### WORK INSTRUCTIONS
Your response should consist of the entries below, reproduced exactly and without their images.

### EXTRACTED MATERIAL
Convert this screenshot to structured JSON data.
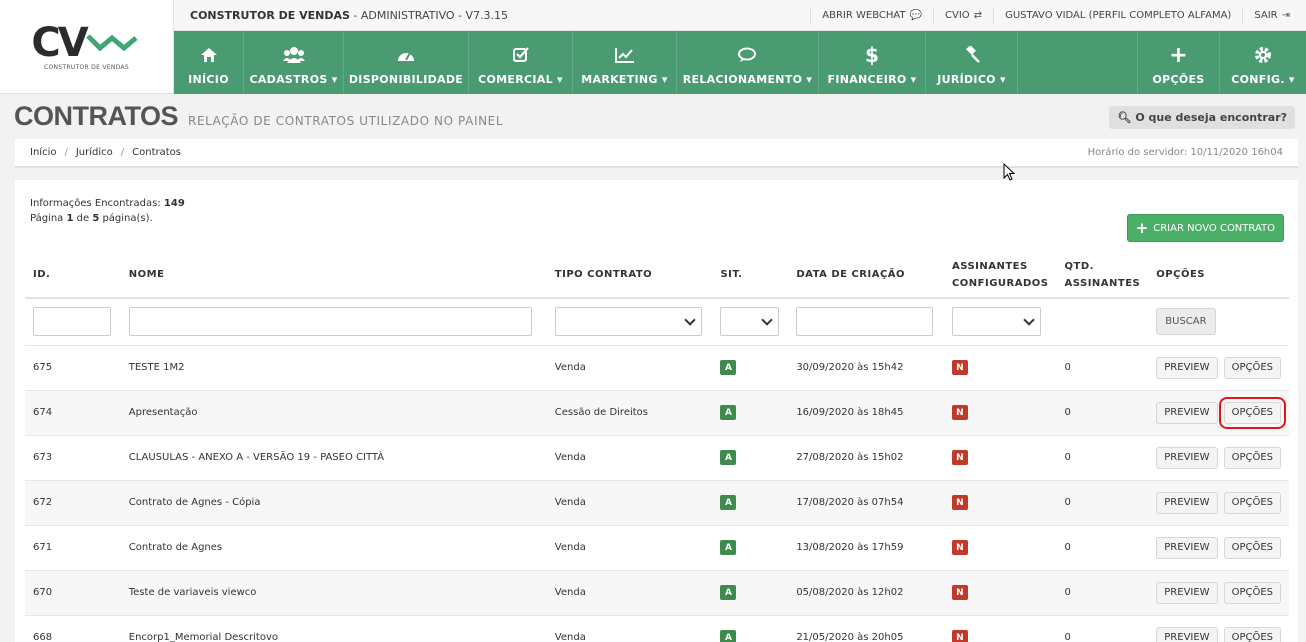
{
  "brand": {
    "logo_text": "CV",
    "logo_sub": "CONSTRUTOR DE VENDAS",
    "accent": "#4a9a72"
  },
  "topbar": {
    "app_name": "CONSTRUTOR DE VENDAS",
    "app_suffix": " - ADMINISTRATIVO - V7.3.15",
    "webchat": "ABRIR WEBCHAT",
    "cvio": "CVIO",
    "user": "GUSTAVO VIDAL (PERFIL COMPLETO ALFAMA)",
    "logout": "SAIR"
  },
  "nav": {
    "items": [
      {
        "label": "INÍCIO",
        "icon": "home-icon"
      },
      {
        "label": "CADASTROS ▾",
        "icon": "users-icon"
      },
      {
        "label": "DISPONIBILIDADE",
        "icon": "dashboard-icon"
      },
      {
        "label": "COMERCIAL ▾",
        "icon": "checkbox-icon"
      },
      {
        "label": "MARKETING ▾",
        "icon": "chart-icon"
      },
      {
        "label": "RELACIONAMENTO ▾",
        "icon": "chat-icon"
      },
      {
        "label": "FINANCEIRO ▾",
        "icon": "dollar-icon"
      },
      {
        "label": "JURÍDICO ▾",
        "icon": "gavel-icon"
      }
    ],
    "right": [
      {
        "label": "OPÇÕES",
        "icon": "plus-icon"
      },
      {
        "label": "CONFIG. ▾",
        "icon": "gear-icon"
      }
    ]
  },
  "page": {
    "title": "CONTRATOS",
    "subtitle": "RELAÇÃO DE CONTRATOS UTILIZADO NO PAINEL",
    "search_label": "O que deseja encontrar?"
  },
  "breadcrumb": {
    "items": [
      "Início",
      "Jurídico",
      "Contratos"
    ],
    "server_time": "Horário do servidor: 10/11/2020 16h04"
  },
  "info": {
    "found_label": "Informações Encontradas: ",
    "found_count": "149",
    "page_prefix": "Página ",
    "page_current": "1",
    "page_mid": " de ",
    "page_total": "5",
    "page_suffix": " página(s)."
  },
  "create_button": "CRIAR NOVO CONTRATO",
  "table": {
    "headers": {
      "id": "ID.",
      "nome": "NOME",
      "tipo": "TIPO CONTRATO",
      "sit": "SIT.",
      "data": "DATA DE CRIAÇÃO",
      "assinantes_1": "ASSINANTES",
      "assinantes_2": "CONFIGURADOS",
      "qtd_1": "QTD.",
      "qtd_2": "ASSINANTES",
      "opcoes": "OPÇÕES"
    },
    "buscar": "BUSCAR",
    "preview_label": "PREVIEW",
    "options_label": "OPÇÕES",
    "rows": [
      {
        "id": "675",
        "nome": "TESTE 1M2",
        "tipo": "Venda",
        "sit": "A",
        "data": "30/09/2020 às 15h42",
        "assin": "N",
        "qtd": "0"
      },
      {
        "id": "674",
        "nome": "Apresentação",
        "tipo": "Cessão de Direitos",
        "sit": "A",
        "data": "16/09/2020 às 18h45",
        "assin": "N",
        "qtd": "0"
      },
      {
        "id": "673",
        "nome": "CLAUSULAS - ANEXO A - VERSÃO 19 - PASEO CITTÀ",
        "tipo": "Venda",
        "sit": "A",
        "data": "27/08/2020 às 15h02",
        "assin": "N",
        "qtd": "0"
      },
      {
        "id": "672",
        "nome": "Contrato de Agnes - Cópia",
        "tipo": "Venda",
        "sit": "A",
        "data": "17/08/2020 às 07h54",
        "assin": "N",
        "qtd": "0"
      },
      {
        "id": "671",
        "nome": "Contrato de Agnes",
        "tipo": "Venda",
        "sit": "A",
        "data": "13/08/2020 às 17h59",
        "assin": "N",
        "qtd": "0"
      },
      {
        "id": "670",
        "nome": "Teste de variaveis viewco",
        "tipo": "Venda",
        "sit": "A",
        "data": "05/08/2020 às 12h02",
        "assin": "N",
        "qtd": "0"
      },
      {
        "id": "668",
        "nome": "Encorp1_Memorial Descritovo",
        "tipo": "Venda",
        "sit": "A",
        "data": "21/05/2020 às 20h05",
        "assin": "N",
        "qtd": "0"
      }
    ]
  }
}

### RESPONSE BELOW
Convert this screenshot to structured JSON data.
{
  "brand": {
    "logo_text": "CV",
    "logo_sub": "CONSTRUTOR DE VENDAS",
    "accent": "#4a9a72"
  },
  "topbar": {
    "app_name": "CONSTRUTOR DE VENDAS",
    "app_suffix": " - ADMINISTRATIVO - V7.3.15",
    "webchat": "ABRIR WEBCHAT",
    "cvio": "CVIO",
    "user": "GUSTAVO VIDAL (PERFIL COMPLETO ALFAMA)",
    "logout": "SAIR"
  },
  "nav": {
    "items": [
      {
        "label": "INÍCIO",
        "icon": "home-icon"
      },
      {
        "label": "CADASTROS ▾",
        "icon": "users-icon"
      },
      {
        "label": "DISPONIBILIDADE",
        "icon": "dashboard-icon"
      },
      {
        "label": "COMERCIAL ▾",
        "icon": "checkbox-icon"
      },
      {
        "label": "MARKETING ▾",
        "icon": "chart-icon"
      },
      {
        "label": "RELACIONAMENTO ▾",
        "icon": "chat-icon"
      },
      {
        "label": "FINANCEIRO ▾",
        "icon": "dollar-icon"
      },
      {
        "label": "JURÍDICO ▾",
        "icon": "gavel-icon"
      }
    ],
    "right": [
      {
        "label": "OPÇÕES",
        "icon": "plus-icon"
      },
      {
        "label": "CONFIG. ▾",
        "icon": "gear-icon"
      }
    ]
  },
  "page": {
    "title": "CONTRATOS",
    "subtitle": "RELAÇÃO DE CONTRATOS UTILIZADO NO PAINEL",
    "search_label": "O que deseja encontrar?"
  },
  "breadcrumb": {
    "items": [
      "Início",
      "Jurídico",
      "Contratos"
    ],
    "server_time": "Horário do servidor: 10/11/2020 16h04"
  },
  "info": {
    "found_label": "Informações Encontradas: ",
    "found_count": "149",
    "page_prefix": "Página ",
    "page_current": "1",
    "page_mid": " de ",
    "page_total": "5",
    "page_suffix": " página(s)."
  },
  "create_button": "CRIAR NOVO CONTRATO",
  "table": {
    "headers": {
      "id": "ID.",
      "nome": "NOME",
      "tipo": "TIPO CONTRATO",
      "sit": "SIT.",
      "data": "DATA DE CRIAÇÃO",
      "assinantes_1": "ASSINANTES",
      "assinantes_2": "CONFIGURADOS",
      "qtd_1": "QTD.",
      "qtd_2": "ASSINANTES",
      "opcoes": "OPÇÕES"
    },
    "buscar": "BUSCAR",
    "preview_label": "PREVIEW",
    "options_label": "OPÇÕES",
    "rows": [
      {
        "id": "675",
        "nome": "TESTE 1M2",
        "tipo": "Venda",
        "sit": "A",
        "data": "30/09/2020 às 15h42",
        "assin": "N",
        "qtd": "0"
      },
      {
        "id": "674",
        "nome": "Apresentação",
        "tipo": "Cessão de Direitos",
        "sit": "A",
        "data": "16/09/2020 às 18h45",
        "assin": "N",
        "qtd": "0"
      },
      {
        "id": "673",
        "nome": "CLAUSULAS - ANEXO A - VERSÃO 19 - PASEO CITTÀ",
        "tipo": "Venda",
        "sit": "A",
        "data": "27/08/2020 às 15h02",
        "assin": "N",
        "qtd": "0"
      },
      {
        "id": "672",
        "nome": "Contrato de Agnes - Cópia",
        "tipo": "Venda",
        "sit": "A",
        "data": "17/08/2020 às 07h54",
        "assin": "N",
        "qtd": "0"
      },
      {
        "id": "671",
        "nome": "Contrato de Agnes",
        "tipo": "Venda",
        "sit": "A",
        "data": "13/08/2020 às 17h59",
        "assin": "N",
        "qtd": "0"
      },
      {
        "id": "670",
        "nome": "Teste de variaveis viewco",
        "tipo": "Venda",
        "sit": "A",
        "data": "05/08/2020 às 12h02",
        "assin": "N",
        "qtd": "0"
      },
      {
        "id": "668",
        "nome": "Encorp1_Memorial Descritovo",
        "tipo": "Venda",
        "sit": "A",
        "data": "21/05/2020 às 20h05",
        "assin": "N",
        "qtd": "0"
      }
    ]
  }
}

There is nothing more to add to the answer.